Why You Should Use Twitter to Conduct Interviews

I just finished up the first of five nights of a live interview I’m conducting with Michael Hyatt, Chairman of Thomas Nelson, entirely on Twitter.

Quote from an interview with Michael Hyatt on Twitter
Quote from a Twitter interview I did with Michael Hyatt. He said that this piece of advice, given by a professor, was some of the best he'd ever received.

Out of the first conversation came a few nuggets, including:

  • When I asked Mike what the best leadership advice he had ever received, he answered: “You are not as smart as you think, but you have more potential than you can imagine.”
  • When I asked him how long he’d been blogging, he said “13 years” and added: “I don’t know what I think about something until I blog about it!”

I’ll continue to interview him each night for the next four nights (tune in at #twichat on Twitter or follow the conversation on Tweetchat).

I threw out the interview idea as a random thought to Mike and for some reason he liked it. We’re both having fun with the experiment and are excited to see what comes of it.

As I prepared for the interview, I did some research and found out that there was actually some precedence for doing interviews on Twitter. I’ve only just started, but I already think you should consider using Twitter to conduct interviews with a leader you admire.

Reasons for using Twitter to interview

Here are a few reasons why you should use Twitter to conduct your next interview:

  • Brevity distills the best content. Twitter allows you a maximum of 140 character, so both the interviewer and interviewee do not have the luxury of being wordy.
  • Limited commitment required. Interviews can be exhausting. Twitter allows both parties the opportunity to engage briefly for a meaningful exchange without wasting time.
  • Anyone can listen and engage. All conversations on Twitter (other than direct messages) are public. This means that your audience can actually participate in the interview as it’s happening!
  • Twitter remembers. If you add a hash tag to your interview (we’re using #twichat), you can track the conversation over a period of time without getting lost in other ongoing conversations.
  • Technology supports it. There are some great tools available for you to do interviews on Twitter, including Tweeterview and Tweetchat (which we’re using).
  • Celebrities and high-profile leaders are accessible. If you’ve ever tried to connect with a busy leader, you know that these people tend have “gate-keepers” to protect their time. Twitter is a great way for you to bypass the “red tape,” and gain access to these influencers.
  • Twitter organically causes more conversation. Already, people are commenting on our interview and retweeting snippets, and we’re only two questions in!
  • It can grow your influence. Because the conversation is public, interviewing someone on Twitter can result in increased influence for both the interviewer and interviewee through drawing an audience into the conversation and continuing it long after the interview is over.
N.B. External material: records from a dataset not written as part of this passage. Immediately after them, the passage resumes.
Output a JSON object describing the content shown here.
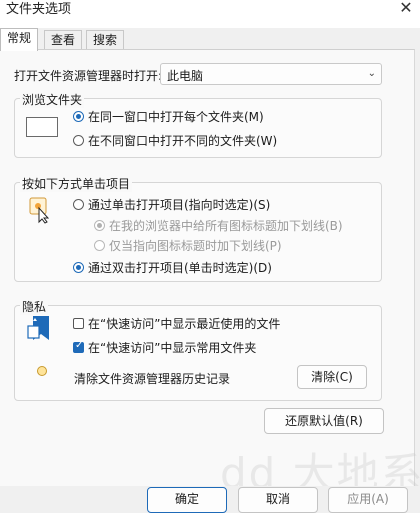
{
  "window": {
    "title": "文件夹选项"
  },
  "tabs": [
    {
      "label": "常规",
      "active": true
    },
    {
      "label": "查看",
      "active": false
    },
    {
      "label": "搜索",
      "active": false
    }
  ],
  "open_explorer": {
    "label": "打开文件资源管理器时打开:",
    "value": "此电脑"
  },
  "browse": {
    "title": "浏览文件夹",
    "options": [
      {
        "label": "在同一窗口中打开每个文件夹(M)",
        "selected": true
      },
      {
        "label": "在不同窗口中打开不同的文件夹(W)",
        "selected": false
      }
    ]
  },
  "click": {
    "title": "按如下方式单击项目",
    "single": {
      "label": "通过单击打开项目(指向时选定)(S)",
      "selected": false
    },
    "sub_options": [
      {
        "label": "在我的浏览器中给所有图标标题加下划线(B)",
        "selected": true,
        "disabled": true
      },
      {
        "label": "仅当指向图标标题时加下划线(P)",
        "selected": false,
        "disabled": true
      }
    ],
    "double": {
      "label": "通过双击打开项目(单击时选定)(D)",
      "selected": true
    }
  },
  "privacy": {
    "title": "隐私",
    "checks": [
      {
        "label": "在“快速访问”中显示最近使用的文件",
        "checked": false
      },
      {
        "label": "在“快速访问”中显示常用文件夹",
        "checked": true
      }
    ],
    "clear_label": "清除文件资源管理器历史记录",
    "clear_button": "清除(C)"
  },
  "restore_button": "还原默认值(R)",
  "footer": {
    "ok": "确定",
    "cancel": "取消",
    "apply": "应用(A)"
  },
  "colors": {
    "accent": "#1e6ab8",
    "panel": "#f9f9f9",
    "chrome": "#f0f0f0"
  }
}
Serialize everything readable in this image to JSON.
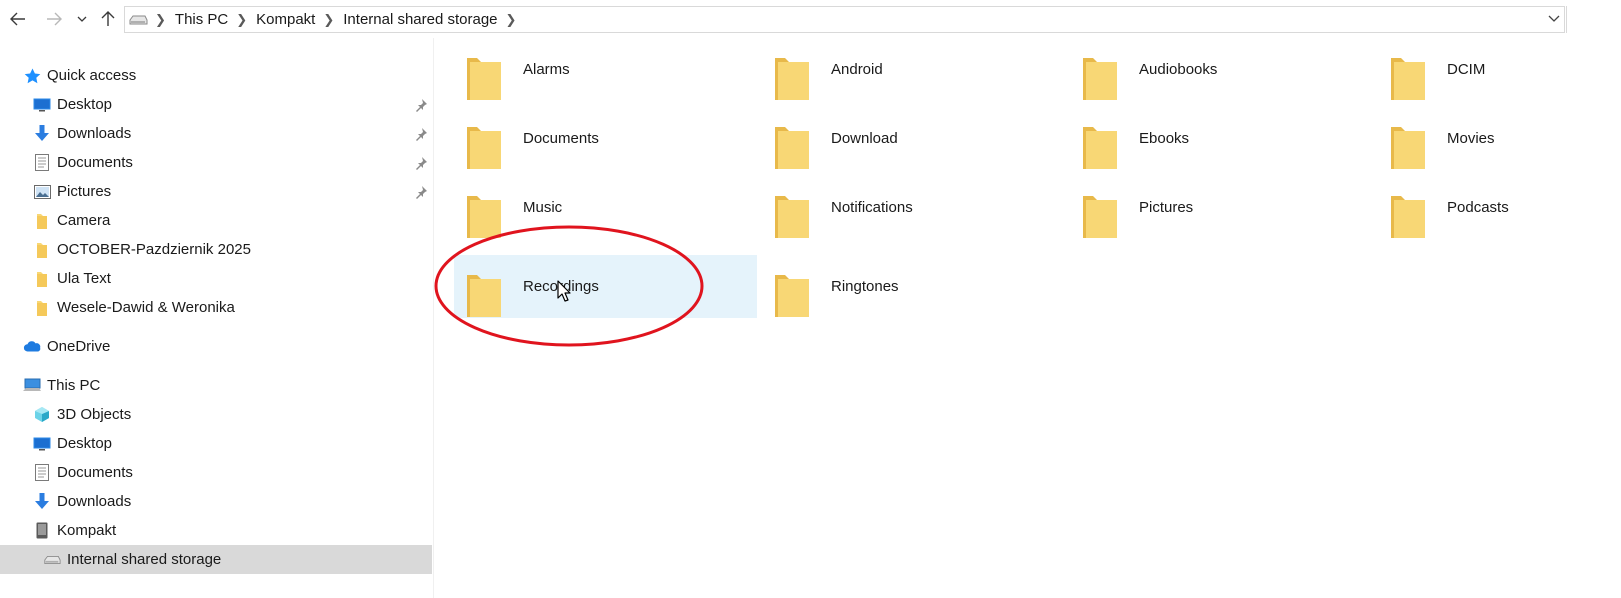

Have you ever considered conducting interviews on Twitter?

You can read the transcript of my interview on Twitter with Michael Hyatt here.